WHAT YOU NEED TO DO: Copy each line of the data below in which the word "студия" can be found.

++++ PROVIDED RECORDS ++++

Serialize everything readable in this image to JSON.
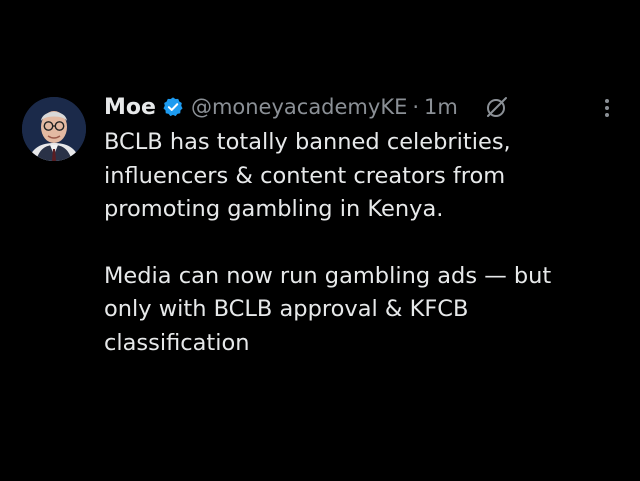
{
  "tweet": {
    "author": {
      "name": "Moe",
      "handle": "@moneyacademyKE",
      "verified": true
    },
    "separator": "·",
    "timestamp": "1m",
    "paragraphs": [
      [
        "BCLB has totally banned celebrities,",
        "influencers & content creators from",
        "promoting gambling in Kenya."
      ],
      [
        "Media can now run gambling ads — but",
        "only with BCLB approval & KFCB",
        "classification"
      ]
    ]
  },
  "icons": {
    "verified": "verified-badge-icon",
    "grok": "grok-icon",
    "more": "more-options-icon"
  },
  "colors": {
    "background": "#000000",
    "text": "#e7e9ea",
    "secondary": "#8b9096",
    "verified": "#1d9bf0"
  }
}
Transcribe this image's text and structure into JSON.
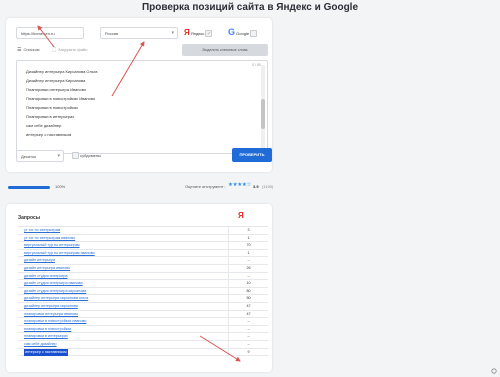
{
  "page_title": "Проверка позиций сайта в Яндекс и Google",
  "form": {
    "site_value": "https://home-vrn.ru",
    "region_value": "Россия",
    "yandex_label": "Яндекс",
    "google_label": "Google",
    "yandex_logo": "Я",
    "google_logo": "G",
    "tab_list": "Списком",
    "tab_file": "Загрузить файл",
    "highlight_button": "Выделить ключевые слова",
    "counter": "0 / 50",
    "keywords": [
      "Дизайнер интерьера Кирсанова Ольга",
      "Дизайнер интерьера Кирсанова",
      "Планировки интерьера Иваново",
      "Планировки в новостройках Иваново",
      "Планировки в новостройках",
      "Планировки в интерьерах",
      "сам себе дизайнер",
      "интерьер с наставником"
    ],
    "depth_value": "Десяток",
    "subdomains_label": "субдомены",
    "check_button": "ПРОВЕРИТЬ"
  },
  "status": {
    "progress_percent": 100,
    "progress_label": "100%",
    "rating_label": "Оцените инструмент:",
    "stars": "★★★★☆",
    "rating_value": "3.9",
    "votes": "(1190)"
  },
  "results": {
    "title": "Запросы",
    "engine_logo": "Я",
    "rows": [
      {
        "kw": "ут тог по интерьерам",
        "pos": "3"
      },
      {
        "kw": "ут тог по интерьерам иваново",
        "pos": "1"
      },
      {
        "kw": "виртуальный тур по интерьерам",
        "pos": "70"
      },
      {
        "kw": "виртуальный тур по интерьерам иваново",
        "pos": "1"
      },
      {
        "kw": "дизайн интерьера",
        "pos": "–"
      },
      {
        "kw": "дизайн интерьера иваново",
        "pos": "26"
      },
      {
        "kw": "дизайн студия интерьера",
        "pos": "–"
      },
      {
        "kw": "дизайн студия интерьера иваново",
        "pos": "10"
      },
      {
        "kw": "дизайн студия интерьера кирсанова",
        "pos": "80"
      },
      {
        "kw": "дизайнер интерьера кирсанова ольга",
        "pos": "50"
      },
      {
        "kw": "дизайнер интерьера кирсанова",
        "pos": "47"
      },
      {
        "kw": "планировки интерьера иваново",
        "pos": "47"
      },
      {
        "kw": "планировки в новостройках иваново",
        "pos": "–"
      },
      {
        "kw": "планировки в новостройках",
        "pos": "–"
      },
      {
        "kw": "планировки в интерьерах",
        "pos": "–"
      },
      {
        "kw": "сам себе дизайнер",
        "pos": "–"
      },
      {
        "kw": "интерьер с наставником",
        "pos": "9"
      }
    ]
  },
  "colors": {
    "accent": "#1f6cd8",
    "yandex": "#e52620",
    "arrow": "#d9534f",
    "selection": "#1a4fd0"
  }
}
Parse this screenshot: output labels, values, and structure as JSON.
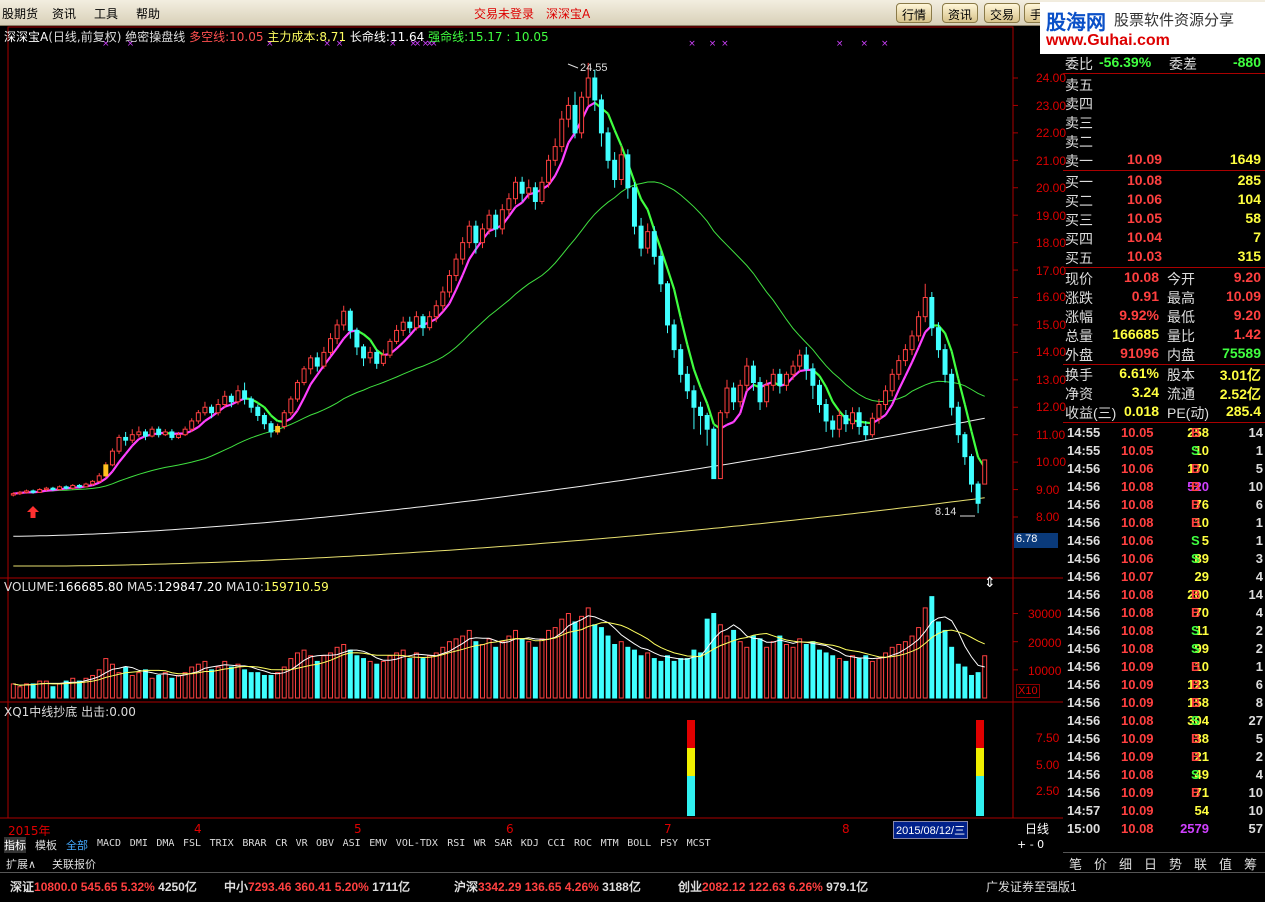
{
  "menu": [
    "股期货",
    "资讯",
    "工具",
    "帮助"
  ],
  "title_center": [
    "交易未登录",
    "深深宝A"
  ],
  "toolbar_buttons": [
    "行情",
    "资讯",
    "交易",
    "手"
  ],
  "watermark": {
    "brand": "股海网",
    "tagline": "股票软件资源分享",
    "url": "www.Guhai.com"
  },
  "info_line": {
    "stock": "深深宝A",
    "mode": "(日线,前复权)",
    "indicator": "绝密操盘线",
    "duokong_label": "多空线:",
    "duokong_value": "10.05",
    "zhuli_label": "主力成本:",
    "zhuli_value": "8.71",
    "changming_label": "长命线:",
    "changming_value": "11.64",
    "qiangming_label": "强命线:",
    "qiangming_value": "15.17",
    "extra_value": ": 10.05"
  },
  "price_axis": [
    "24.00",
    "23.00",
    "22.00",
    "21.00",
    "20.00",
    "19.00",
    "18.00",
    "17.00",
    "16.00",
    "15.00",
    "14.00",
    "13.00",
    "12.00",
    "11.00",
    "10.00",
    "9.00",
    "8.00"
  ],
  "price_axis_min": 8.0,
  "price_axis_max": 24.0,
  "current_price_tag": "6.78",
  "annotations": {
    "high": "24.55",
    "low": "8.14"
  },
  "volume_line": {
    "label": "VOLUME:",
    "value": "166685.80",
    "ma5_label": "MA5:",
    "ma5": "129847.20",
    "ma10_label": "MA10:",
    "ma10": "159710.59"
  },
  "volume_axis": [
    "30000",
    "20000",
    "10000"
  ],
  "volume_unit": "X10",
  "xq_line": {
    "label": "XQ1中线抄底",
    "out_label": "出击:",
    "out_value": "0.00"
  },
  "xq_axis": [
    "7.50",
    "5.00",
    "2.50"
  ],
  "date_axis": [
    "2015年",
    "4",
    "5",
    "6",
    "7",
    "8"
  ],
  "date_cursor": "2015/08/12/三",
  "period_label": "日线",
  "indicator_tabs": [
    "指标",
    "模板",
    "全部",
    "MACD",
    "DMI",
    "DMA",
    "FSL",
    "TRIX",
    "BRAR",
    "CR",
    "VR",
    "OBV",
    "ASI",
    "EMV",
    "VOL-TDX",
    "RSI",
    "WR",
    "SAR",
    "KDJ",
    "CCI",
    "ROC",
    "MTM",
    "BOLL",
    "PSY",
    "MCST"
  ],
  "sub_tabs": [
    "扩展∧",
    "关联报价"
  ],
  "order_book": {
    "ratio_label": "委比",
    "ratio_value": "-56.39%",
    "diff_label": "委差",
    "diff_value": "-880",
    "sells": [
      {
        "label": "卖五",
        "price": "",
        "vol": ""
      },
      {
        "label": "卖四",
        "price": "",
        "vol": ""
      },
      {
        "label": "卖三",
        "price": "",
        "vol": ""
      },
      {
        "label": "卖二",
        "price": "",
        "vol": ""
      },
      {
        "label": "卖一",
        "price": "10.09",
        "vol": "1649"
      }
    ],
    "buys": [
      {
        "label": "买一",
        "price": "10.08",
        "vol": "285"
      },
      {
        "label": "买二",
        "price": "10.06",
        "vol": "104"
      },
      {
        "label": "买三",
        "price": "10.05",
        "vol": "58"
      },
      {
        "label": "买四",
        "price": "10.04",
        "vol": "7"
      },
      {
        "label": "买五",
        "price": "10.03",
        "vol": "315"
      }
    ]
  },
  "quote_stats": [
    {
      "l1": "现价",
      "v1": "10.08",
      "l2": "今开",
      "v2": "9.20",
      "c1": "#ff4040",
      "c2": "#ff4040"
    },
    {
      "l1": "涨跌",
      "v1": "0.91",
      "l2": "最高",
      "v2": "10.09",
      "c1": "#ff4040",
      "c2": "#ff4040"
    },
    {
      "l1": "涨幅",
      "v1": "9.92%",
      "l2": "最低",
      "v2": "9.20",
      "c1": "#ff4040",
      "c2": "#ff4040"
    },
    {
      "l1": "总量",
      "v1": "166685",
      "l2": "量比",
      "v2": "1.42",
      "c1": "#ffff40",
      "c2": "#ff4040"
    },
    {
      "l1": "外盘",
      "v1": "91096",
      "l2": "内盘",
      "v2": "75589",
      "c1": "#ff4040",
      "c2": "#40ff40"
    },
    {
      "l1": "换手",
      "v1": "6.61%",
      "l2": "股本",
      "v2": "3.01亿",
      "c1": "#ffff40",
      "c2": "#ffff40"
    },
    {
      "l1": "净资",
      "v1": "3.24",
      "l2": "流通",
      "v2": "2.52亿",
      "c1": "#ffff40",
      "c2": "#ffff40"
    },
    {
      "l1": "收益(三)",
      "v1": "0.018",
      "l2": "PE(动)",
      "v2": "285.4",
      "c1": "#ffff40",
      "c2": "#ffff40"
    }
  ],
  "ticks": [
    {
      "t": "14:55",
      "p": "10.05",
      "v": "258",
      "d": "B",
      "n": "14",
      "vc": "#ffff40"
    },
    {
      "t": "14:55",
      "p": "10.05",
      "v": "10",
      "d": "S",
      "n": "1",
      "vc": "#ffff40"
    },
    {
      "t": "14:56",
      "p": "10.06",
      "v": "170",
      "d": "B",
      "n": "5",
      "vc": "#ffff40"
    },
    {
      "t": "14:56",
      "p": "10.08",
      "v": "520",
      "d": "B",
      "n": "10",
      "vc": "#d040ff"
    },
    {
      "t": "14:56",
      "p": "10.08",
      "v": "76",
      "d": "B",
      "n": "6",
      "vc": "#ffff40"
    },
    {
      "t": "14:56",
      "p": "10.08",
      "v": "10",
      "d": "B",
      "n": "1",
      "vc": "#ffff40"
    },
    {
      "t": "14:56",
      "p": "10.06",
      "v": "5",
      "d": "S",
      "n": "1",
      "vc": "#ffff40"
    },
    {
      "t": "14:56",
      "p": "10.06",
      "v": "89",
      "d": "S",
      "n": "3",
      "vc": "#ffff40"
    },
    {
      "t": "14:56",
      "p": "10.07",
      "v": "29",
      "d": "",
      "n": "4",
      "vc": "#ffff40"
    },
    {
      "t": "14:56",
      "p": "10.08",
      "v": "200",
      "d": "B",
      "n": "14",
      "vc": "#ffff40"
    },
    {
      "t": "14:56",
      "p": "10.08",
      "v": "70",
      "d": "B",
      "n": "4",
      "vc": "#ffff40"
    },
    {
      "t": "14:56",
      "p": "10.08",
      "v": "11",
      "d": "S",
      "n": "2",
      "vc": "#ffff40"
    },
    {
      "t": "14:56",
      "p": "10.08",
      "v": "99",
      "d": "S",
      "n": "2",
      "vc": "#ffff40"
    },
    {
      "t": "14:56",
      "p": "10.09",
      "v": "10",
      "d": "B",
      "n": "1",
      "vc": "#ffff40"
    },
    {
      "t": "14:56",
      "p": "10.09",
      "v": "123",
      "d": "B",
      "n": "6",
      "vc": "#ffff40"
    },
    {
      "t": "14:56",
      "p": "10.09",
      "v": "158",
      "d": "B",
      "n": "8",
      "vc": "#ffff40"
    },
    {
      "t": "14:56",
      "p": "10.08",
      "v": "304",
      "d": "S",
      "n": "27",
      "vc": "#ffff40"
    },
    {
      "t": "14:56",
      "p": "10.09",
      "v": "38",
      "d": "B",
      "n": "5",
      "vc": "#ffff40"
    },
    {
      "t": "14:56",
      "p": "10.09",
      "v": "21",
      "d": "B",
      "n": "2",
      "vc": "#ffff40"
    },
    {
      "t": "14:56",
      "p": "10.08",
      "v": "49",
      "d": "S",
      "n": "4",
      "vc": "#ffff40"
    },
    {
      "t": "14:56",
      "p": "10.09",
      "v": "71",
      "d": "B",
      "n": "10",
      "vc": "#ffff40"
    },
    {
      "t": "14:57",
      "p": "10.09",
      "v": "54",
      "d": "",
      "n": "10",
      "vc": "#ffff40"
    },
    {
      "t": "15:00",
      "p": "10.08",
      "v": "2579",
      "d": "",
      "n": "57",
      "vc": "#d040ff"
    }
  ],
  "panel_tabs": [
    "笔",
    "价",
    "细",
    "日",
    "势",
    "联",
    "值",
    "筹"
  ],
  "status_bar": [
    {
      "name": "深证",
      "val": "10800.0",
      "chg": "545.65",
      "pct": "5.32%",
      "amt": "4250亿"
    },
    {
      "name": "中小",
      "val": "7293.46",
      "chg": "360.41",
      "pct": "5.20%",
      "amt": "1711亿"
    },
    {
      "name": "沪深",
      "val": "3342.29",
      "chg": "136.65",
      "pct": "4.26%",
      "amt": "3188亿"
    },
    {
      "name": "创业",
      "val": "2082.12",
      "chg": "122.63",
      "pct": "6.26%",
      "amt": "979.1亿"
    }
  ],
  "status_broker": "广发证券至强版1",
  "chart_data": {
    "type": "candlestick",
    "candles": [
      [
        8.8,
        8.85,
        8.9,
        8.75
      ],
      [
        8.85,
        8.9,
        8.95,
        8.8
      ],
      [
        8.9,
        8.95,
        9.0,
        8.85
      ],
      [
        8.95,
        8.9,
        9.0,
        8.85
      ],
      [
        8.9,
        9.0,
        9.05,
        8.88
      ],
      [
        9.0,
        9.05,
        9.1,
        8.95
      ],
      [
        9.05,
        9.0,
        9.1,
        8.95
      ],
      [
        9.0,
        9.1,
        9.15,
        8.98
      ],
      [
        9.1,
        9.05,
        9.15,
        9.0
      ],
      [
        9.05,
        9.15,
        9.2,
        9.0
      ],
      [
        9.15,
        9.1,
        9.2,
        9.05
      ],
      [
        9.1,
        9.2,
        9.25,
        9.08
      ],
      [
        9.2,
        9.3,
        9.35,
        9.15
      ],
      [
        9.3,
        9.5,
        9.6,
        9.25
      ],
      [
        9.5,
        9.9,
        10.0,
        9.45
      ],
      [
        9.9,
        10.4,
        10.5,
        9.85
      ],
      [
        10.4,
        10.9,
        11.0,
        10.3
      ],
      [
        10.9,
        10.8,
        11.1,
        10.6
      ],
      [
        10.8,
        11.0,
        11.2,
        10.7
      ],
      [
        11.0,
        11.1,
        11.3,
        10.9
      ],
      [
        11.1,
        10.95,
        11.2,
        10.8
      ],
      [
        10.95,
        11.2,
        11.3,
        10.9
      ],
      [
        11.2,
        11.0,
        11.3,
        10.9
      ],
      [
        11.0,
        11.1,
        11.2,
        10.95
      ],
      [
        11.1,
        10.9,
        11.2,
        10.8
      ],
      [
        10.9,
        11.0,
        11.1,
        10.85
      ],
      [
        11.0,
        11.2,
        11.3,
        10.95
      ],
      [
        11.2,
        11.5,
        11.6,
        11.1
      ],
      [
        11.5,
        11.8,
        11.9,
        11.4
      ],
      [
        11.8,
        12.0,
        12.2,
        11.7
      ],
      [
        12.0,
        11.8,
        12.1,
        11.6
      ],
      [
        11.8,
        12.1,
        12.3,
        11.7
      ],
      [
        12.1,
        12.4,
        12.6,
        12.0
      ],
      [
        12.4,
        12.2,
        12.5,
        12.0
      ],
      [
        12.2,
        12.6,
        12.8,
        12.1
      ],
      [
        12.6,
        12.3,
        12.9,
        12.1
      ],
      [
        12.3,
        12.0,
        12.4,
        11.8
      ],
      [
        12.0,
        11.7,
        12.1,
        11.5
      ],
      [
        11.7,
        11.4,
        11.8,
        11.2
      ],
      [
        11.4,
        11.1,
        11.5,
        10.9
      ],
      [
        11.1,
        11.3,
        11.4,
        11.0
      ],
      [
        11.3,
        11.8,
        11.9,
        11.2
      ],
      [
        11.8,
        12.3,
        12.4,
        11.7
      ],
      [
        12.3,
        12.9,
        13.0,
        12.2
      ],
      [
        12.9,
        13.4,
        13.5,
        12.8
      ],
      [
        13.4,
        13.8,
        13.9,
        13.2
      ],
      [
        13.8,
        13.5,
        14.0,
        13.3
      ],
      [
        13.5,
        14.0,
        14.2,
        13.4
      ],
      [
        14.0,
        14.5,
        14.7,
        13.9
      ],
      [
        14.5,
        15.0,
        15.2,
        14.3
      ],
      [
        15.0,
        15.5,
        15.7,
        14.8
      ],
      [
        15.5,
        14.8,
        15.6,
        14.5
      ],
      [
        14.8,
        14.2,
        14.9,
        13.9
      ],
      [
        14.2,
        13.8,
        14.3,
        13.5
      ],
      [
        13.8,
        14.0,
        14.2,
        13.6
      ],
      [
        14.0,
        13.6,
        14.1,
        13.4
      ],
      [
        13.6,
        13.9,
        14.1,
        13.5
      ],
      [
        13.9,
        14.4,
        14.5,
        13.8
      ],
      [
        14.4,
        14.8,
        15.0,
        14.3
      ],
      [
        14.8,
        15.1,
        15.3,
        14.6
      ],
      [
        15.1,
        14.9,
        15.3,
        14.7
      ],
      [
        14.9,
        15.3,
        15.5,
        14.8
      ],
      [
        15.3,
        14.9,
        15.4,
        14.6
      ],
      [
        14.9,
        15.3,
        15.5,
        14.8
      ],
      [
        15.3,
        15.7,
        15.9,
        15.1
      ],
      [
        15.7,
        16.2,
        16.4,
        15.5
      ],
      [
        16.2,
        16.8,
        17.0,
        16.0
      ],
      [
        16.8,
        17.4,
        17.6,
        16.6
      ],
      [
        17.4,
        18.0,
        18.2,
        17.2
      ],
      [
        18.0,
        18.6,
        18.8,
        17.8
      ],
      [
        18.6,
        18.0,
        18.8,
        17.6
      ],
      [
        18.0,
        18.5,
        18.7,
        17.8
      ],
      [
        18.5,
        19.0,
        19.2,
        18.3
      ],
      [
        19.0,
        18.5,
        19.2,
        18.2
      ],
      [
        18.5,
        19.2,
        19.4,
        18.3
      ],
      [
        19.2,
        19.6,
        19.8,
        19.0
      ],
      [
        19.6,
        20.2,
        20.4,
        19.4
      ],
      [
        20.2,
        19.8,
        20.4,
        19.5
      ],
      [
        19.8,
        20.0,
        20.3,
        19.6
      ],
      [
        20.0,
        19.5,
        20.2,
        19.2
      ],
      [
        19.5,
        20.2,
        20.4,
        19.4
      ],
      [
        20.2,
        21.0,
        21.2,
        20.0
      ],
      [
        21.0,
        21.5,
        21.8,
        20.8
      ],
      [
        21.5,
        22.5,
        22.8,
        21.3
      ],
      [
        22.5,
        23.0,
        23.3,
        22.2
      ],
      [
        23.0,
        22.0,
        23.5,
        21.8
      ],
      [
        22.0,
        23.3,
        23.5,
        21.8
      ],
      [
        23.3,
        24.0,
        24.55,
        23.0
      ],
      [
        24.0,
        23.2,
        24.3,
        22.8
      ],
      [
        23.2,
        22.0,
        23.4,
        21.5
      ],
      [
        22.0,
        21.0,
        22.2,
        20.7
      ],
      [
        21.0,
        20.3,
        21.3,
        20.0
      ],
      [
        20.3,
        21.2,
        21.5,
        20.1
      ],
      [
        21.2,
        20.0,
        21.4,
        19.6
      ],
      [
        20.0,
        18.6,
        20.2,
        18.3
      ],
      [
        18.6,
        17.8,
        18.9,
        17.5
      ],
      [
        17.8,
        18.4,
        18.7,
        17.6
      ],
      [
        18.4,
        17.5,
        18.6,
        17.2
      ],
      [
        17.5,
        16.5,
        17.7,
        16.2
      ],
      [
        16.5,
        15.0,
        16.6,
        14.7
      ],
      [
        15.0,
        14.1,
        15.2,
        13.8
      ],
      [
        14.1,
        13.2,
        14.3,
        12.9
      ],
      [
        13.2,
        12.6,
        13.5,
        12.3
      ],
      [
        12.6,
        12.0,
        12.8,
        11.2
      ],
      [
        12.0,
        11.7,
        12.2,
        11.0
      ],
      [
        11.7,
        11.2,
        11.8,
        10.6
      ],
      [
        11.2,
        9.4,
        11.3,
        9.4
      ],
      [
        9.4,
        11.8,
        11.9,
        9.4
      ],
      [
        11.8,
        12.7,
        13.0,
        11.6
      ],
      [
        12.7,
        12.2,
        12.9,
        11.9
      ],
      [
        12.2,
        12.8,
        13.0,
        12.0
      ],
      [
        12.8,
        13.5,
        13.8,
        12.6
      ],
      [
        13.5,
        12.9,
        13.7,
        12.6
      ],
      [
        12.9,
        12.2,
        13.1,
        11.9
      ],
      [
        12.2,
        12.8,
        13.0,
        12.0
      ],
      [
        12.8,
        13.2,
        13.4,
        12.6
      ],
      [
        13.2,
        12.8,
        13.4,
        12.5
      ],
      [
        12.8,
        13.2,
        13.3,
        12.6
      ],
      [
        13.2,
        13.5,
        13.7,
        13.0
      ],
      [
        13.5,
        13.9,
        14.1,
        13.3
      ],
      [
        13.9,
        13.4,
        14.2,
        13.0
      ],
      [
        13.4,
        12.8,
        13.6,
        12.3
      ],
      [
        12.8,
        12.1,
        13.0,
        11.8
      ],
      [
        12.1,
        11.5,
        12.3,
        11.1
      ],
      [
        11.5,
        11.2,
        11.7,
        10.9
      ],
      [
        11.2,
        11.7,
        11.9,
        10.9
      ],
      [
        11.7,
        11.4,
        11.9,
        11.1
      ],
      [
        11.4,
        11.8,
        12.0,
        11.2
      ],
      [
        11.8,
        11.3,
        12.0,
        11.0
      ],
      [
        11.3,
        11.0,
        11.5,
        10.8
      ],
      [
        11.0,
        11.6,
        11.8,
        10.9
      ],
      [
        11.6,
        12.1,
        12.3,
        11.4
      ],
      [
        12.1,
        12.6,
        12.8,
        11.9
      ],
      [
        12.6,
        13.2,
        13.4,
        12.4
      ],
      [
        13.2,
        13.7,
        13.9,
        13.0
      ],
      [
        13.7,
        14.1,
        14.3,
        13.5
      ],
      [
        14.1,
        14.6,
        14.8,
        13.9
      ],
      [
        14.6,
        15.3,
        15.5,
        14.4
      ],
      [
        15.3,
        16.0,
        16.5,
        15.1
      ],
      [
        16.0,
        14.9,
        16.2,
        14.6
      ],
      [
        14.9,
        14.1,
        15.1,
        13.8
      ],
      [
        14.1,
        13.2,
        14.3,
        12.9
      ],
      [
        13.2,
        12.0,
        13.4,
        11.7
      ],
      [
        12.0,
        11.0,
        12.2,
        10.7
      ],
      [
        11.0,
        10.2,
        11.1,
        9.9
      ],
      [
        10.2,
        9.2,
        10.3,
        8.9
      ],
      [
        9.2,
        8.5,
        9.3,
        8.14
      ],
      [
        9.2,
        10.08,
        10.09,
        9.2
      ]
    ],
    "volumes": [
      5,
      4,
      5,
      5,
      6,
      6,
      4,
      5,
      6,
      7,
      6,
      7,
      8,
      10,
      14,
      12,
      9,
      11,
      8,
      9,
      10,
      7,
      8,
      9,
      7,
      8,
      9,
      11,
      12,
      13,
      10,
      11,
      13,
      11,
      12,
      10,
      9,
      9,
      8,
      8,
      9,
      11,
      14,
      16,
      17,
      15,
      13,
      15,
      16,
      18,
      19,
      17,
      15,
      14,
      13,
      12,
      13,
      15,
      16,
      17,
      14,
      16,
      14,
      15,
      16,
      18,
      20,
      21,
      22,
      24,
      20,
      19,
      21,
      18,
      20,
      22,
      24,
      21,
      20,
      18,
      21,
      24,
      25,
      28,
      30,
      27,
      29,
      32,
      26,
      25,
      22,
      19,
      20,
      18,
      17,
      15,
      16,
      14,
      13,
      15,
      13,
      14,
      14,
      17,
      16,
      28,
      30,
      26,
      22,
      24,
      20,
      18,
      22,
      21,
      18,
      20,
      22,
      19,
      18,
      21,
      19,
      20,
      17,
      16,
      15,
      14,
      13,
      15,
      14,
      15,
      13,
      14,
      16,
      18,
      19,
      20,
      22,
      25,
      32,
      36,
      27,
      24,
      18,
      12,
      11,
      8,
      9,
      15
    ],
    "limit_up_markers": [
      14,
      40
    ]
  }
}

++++

WRITTEN ANSWER:
        "kw": "дизайн студия интерьера",
        "kw": "дизайн студия интерьера иваново",
        "kw": "дизайн студия интерьера кирсанова",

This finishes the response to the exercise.